Alyn Smith warns that a Brexit could lead Scotland to leave the United Kingdom. According to the MEP, an exit from the EU should only be considered if backed by a majority in all four nations of the UK.
Alyn Smith is a member of the Scottish National Party and has been an MEP since 2004. He is a member of the European Parliament’s Committee on Foreign Affairs.
Smith spoke to EURACTIV France’s Cecile Barbiere.
The European Union is facing the most challenging refugee crisis in its history. David Cameron has offered to take in 20,000 refugees over the next five years. What do you think of the British government’s response?
The UK is debating the number of refugees that could be received, but the numbers are very small. The UK is not willing to be part of the European solution! I think this is the latest example of the British problem of wanting to be slightly distanced from the European framework.
We have called on the UK government to do more.
What we have in Syria and Iraq – the two countries were most of the refugees are coming from – is a humanitarian disaster, with millions of people displaced. The refugee crisis has only just started, so it is vital that we come up with a European response and show solidarity between member states.
The leader of my party, Nicola Sturgeon, has clearly said we are in favour of European refugee quotas. We held a summit in Edinburgh with the Scottish government and representatives from local governments. Every local authority in Scotland is coming up with a number of refugees they can take in immediately. We are ready to play our part.
But providing a safe place for refugees is a short term solution. The EU needs to provide a political and long term solution. So far, we have not done as much as we need to do.

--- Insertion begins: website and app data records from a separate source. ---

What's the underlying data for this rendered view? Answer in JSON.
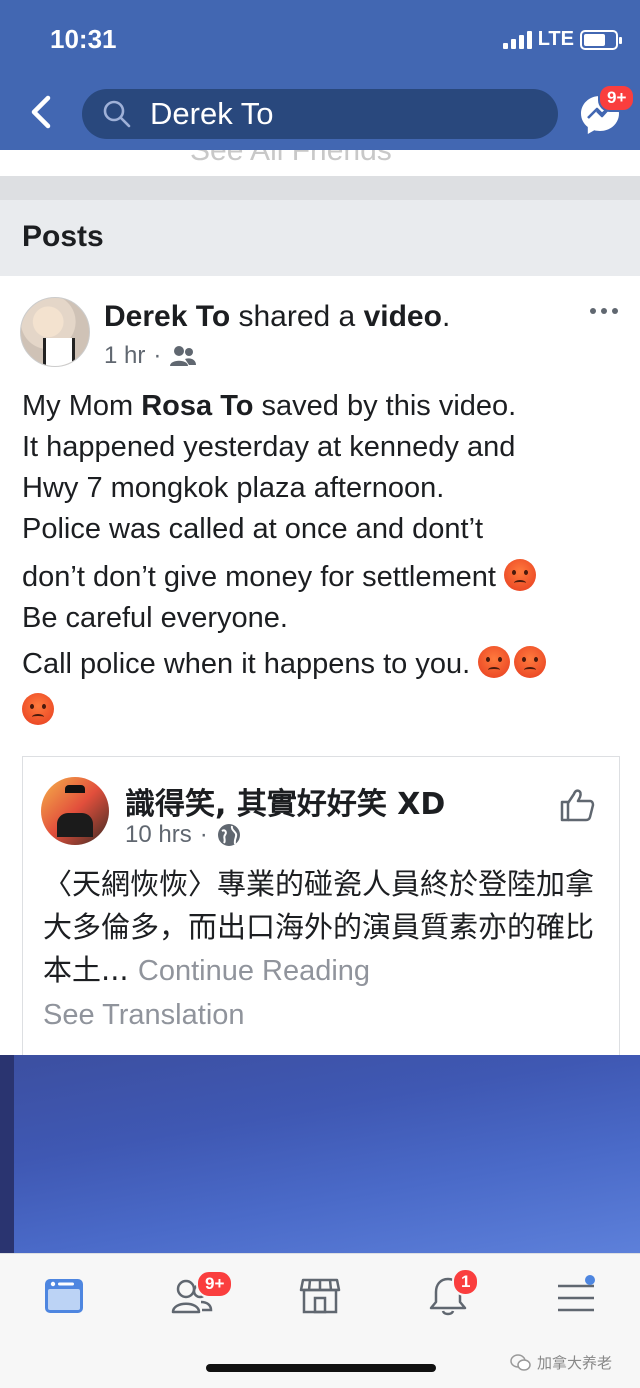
{
  "status": {
    "time": "10:31",
    "network": "LTE"
  },
  "search": {
    "query": "Derek To"
  },
  "messenger": {
    "badge": "9+"
  },
  "ghost_text": "See All Friends",
  "section": {
    "title": "Posts"
  },
  "post": {
    "author": "Derek To",
    "action_text": " shared a ",
    "object": "video",
    "period": ".",
    "time": "1 hr",
    "separator": "·",
    "body": {
      "l1_a": "My Mom ",
      "l1_b": "Rosa To",
      "l1_c": " saved by this video.",
      "l2": "It happened yesterday at kennedy and",
      "l3": "Hwy 7 mongkok plaza afternoon.",
      "l4": "Police was called at once and dont’t",
      "l5": "don’t don’t give money for settlement ",
      "l6": "Be careful everyone.",
      "l7": "Call police when it happens to you. "
    }
  },
  "shared": {
    "name": "識得笑, 其實好好笑 XD",
    "time": "10 hrs",
    "separator": "·",
    "text": "〈天網恢恢〉專業的碰瓷人員終於登陸加拿大多倫多，而出口海外的演員質素亦的確比本土... ",
    "continue": "Continue Reading",
    "translation": "See Translation"
  },
  "nav": {
    "friends_badge": "9+",
    "notifications_badge": "1"
  },
  "watermark": "加拿大养老",
  "colors": {
    "header": "#4267b2",
    "badge": "#fa3e3e",
    "accent": "#4267b2"
  }
}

The UK has an opt-out that allows it to not participate in the mandatory distribution of 160,000 refugees among the EU’s member states. Does the Scottish National Party agree with this opt-out?
At the moment, this is a hypothetical question because Scotland has no competence in this matter. We do not see the need for an opt-out, but the UK has it.
But in the future I hope to see Scotland play an enthusiastic part in the whole of European politics. And I do not see the need for an opt-out because I do not believe certain countries should be given special treatment.
The Brexit campaign has begun in the UK. What is the Scottish perspective on the referendum on the future of the UK in Europe?
The Scottish perspective on the Brexit debate is very different from that of the UK as a whole.*
There is a very realistic possibility that the UK could vote to leave the European Union, but Scotland will almost certainly vote to stay. This would cause real anger in Scotland. For us, it would reopen the question of Scottish independence from the UK.
It’s only been a year since the referendum, but a lot has changed in Scottish politics in this short time. In the referendum, we had a vote which was clearly in favour of UK membership: 55% for to 45% against. But 45% is still a significant proportion of the population in favour of independence, and since the vote, that number has grown. The latest poll showed 53% of Scots in favour of independence.
Without majority support for a Brexit in all four nations of the UK, there should be no question of leaving the EU. But it is unlikely that Westminster will accept that before the referendum.
*In a recent poll by the Sunday Times, 66% of Scots said the UK should remain in the EU, and 53% said Scotland should be an independent country.